FiatLux, a medical visualization company out of Redmond, Washington, started by a few of Microsoft’s veteran employees, has released a software package that essentially embeds the radiology department’s workstations into your laptop or PDA. Fiat Lux is Latin for “Let there be light.”
From the FiatLux Visualize product FAQ:
FiatLux Visualize™ utilizes DirectX-based game technology to create stunning 3D models from volumetric DICOM data images from CT and MRI studies. FiatLux Visualize™ is reasonably priced, and all functions are tightly integrated in a single easy-to-use package that runs on commodity priced personal computers. Physicians who don’t have access to expensive advanced visualization or PACS workstations now have a powerful adjunctive solution at their fingertips.
FiatLux Visualize™ is ready to read CT and MRI scans the moment it is installed on a PC. FiatLux Visualize™ is compliant to the DICOM 3.0 standard for reading CT and MRI for reading CT and DICOM images as documented in the FiatLux Visualize v1.0 DICOM Conformance Statement. Support for additional image types is under development for release in future versions.

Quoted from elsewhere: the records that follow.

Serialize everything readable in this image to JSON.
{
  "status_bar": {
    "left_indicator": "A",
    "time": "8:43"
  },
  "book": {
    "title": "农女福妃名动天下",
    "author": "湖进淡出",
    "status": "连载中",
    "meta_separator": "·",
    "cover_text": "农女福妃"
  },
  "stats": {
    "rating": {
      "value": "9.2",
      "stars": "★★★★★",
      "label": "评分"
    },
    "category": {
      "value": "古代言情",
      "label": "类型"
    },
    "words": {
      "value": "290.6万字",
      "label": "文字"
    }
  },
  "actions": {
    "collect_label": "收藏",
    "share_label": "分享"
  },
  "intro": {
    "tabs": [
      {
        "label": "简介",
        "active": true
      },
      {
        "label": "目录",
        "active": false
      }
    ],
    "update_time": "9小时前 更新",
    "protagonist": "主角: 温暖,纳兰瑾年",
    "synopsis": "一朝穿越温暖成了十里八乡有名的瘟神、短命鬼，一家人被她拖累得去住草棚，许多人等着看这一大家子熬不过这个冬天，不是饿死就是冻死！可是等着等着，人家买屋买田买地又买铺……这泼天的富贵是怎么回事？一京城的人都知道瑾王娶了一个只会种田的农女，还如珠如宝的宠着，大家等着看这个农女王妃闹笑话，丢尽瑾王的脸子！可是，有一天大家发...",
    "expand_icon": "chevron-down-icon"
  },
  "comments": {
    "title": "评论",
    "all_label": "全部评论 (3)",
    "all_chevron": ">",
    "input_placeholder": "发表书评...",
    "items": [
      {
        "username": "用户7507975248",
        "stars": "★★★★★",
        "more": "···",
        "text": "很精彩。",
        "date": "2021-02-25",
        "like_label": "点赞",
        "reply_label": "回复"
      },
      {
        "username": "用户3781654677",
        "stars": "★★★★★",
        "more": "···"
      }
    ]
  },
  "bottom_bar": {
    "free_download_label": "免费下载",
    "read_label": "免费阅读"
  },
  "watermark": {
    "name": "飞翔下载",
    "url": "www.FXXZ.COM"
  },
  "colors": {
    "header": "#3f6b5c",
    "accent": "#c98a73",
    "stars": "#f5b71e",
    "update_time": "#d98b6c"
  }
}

Using FiatLux Visualize™ smart memory management and depending on the image resolution in the original acquisition and the RAM of the graphics card processor on the viewing machine, FiatLux Visualize™ handles studies up to 256 slices in 3D at once.

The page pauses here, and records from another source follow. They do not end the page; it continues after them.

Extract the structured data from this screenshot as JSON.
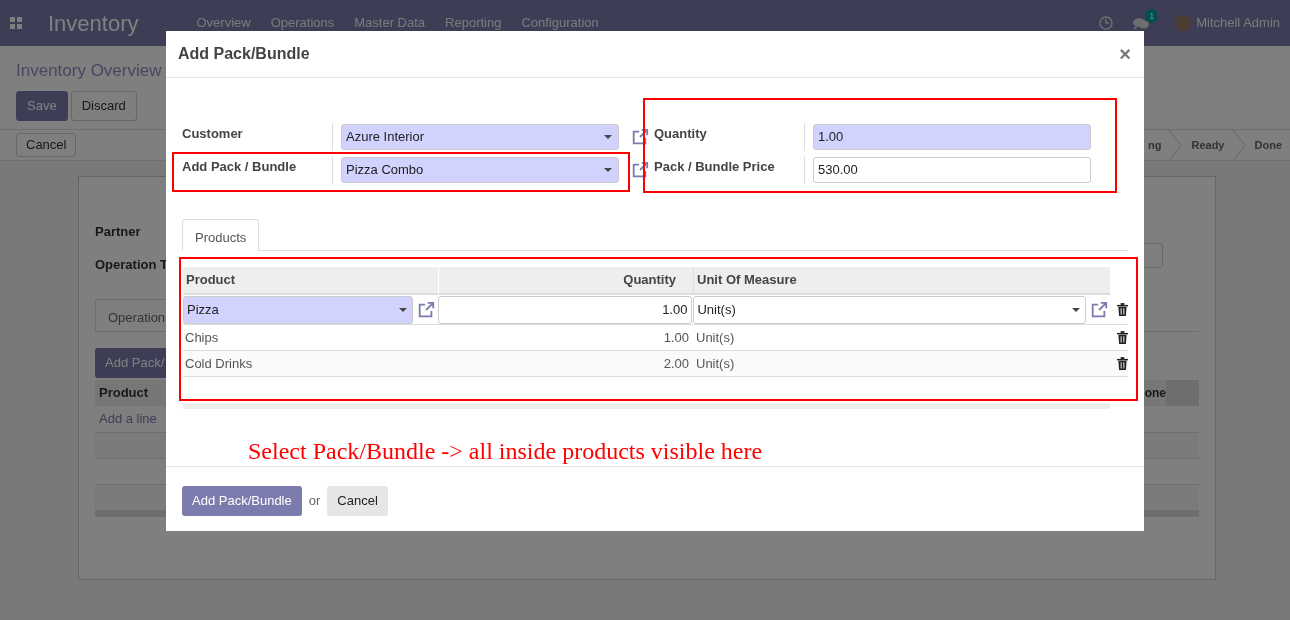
{
  "navbar": {
    "app_title": "Inventory",
    "menu": [
      "Overview",
      "Operations",
      "Master Data",
      "Reporting",
      "Configuration"
    ],
    "message_count": "1",
    "user": "Mitchell Admin"
  },
  "background": {
    "breadcrumb": "Inventory Overview",
    "buttons": [
      {
        "label": "Save",
        "kind": "primary"
      },
      {
        "label": "Discard",
        "kind": "secondary"
      }
    ],
    "cancel": "Cancel",
    "stages": [
      "ng",
      "Ready",
      "Done"
    ],
    "fields": [
      "Partner",
      "Operation T"
    ],
    "tab": "Operation",
    "add_button": "Add Pack/",
    "columns": [
      "Product",
      "one"
    ],
    "add_line": "Add a line"
  },
  "dialog": {
    "title": "Add Pack/Bundle",
    "close": "×",
    "left_group": [
      {
        "label": "Customer",
        "value": "Azure Interior",
        "kind": "select",
        "required": true
      },
      {
        "label": "Add Pack / Bundle",
        "value": "Pizza Combo",
        "kind": "select",
        "required": true
      }
    ],
    "right_group": [
      {
        "label": "Quantity",
        "value": "1.00",
        "kind": "text",
        "required": true
      },
      {
        "label": "Pack / Bundle Price",
        "value": "530.00",
        "kind": "text",
        "required": false
      }
    ],
    "tabs": [
      {
        "label": "Products",
        "selected": true
      }
    ],
    "table": {
      "columns": [
        "Product",
        "Quantity",
        "Unit Of Measure"
      ],
      "rows": [
        {
          "product": "Pizza",
          "quantity": "1.00",
          "uom": "Unit(s)",
          "editing": true
        },
        {
          "product": "Chips",
          "quantity": "1.00",
          "uom": "Unit(s)",
          "editing": false
        },
        {
          "product": "Cold Drinks",
          "quantity": "2.00",
          "uom": "Unit(s)",
          "editing": false
        }
      ]
    },
    "footer": {
      "primary": "Add Pack/Bundle",
      "separator": "or",
      "cancel": "Cancel"
    }
  },
  "annotation": "Select Pack/Bundle -> all inside products visible here"
}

* Data Set – select study, hide patient name, reload, hide all
* Volume/Slice – clip, scroll, remove table
* Manipulation – zoom to area, rotate, move, reset

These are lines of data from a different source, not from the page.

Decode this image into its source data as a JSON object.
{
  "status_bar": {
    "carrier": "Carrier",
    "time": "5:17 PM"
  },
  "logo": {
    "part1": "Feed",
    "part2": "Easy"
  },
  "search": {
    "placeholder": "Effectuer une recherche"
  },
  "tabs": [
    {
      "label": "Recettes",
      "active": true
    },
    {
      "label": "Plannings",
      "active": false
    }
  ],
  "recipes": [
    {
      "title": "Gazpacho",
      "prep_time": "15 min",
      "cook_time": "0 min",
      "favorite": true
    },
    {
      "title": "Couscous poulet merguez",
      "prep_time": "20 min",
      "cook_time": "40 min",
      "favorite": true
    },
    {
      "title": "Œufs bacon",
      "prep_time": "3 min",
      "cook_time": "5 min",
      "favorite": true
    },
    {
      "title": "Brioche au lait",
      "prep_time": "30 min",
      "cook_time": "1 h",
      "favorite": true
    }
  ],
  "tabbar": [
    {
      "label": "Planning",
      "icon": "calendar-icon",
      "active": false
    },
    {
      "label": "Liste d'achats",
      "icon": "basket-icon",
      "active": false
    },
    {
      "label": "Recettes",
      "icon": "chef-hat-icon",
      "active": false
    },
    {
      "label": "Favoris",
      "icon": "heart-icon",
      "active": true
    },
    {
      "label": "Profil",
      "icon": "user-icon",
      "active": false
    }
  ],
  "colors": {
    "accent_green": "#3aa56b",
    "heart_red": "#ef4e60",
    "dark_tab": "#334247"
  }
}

* Appearance – window, reset window, MIP/Undo MIP settings
* View – snapshot, new view port
* History – redo, undo
Product page: FiatLux Visualize
Images: Top: Screenshot from FiatLux Visualize v1.0. Coronal Magnetic Resonance scan utilizing the time-of-flight technique of visualizing injected contrast media within the abdominal Aorta, to demonstrate the Renal arteries in maximum intensity projection (MIP), segmented and clipped into a rotatable volume. The 2d source data is also displayed with an axial multi-planar reconstruction (MPR). Side: Very large volume CTA, visualizing the Aorta in its entirety, in a unique projection.
(hat tip: Seattle Post-Intelligencer)